These are poems suffused with spiritual longing, lyrical meditations on faith, religion, heritage, and morality that also explore aging and mortality with restless grace. Entering by way of small moments, Wright magnifies details to reveal a truth much larger than the quotidian happening that engendered it. <P><P> Pulitzer Prize Winner
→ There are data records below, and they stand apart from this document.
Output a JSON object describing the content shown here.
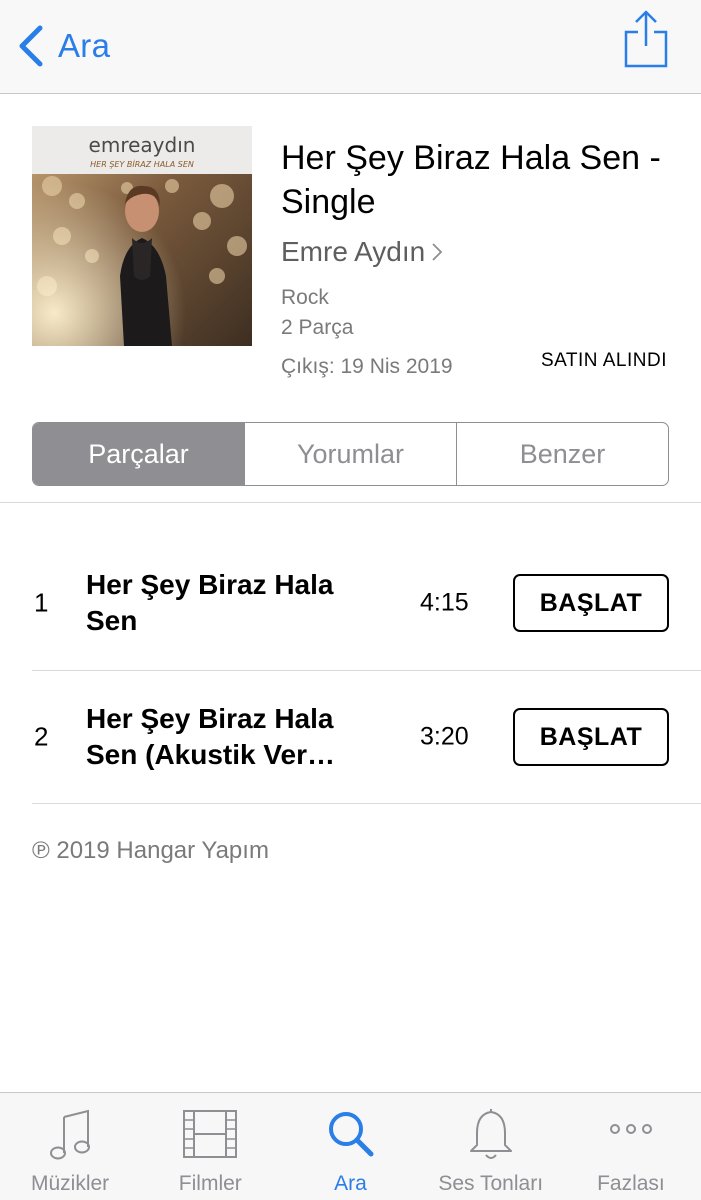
{
  "nav": {
    "back_label": "Ara"
  },
  "album": {
    "art_artist_logo": "emreaydın",
    "art_subtitle": "HER ŞEY BİRAZ HALA SEN",
    "title": "Her Şey Biraz Hala Sen - Single",
    "artist": "Emre Aydın",
    "genre": "Rock",
    "track_count": "2 Parça",
    "release": "Çıkış: 19 Nis 2019",
    "status": "SATIN ALINDI"
  },
  "segments": [
    {
      "label": "Parçalar",
      "active": true
    },
    {
      "label": "Yorumlar",
      "active": false
    },
    {
      "label": "Benzer",
      "active": false
    }
  ],
  "tracks": [
    {
      "number": "1",
      "title": "Her Şey Biraz Hala Sen",
      "duration": "4:15",
      "action": "BAŞLAT"
    },
    {
      "number": "2",
      "title": "Her Şey Biraz Hala Sen (Akustik Ver…",
      "duration": "3:20",
      "action": "BAŞLAT"
    }
  ],
  "copyright": "℗ 2019 Hangar Yapım",
  "tabbar": [
    {
      "label": "Müzikler",
      "icon": "music-note-icon",
      "active": false
    },
    {
      "label": "Filmler",
      "icon": "film-icon",
      "active": false
    },
    {
      "label": "Ara",
      "icon": "search-icon",
      "active": true
    },
    {
      "label": "Ses Tonları",
      "icon": "bell-icon",
      "active": false
    },
    {
      "label": "Fazlası",
      "icon": "more-icon",
      "active": false
    }
  ],
  "colors": {
    "accent": "#2a7ee8",
    "segment_active_bg": "#8e8e93",
    "secondary_text": "#7a7a7a"
  }
}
Country Music is comprised of eighty-eight poems selected from Charles Wright's first four books published between 1970 and 1977. <P><P> From his first book, The Grave of the Right Hand, to the extraordinary China Trace, this selection of early works represents "Charles Wright's grand passions: his desire to reclaim and redeem a personal past, to make a reckoning with his present, and to conjure the terms by which we might face the future," writes David St. John in the forward. These poems, powerful and moving in their own right, lend richness and insight to Wright's recently collected later works. "In Country Music we see the same explosive imagery, the same dismantled and concentric (or parallel) narratives, the same resolutely spiritual concerns that have become so familiar to us in Wright's more recent poetry," writes St. John.<P> Co-winner of the 1983 National Book Award for Poetry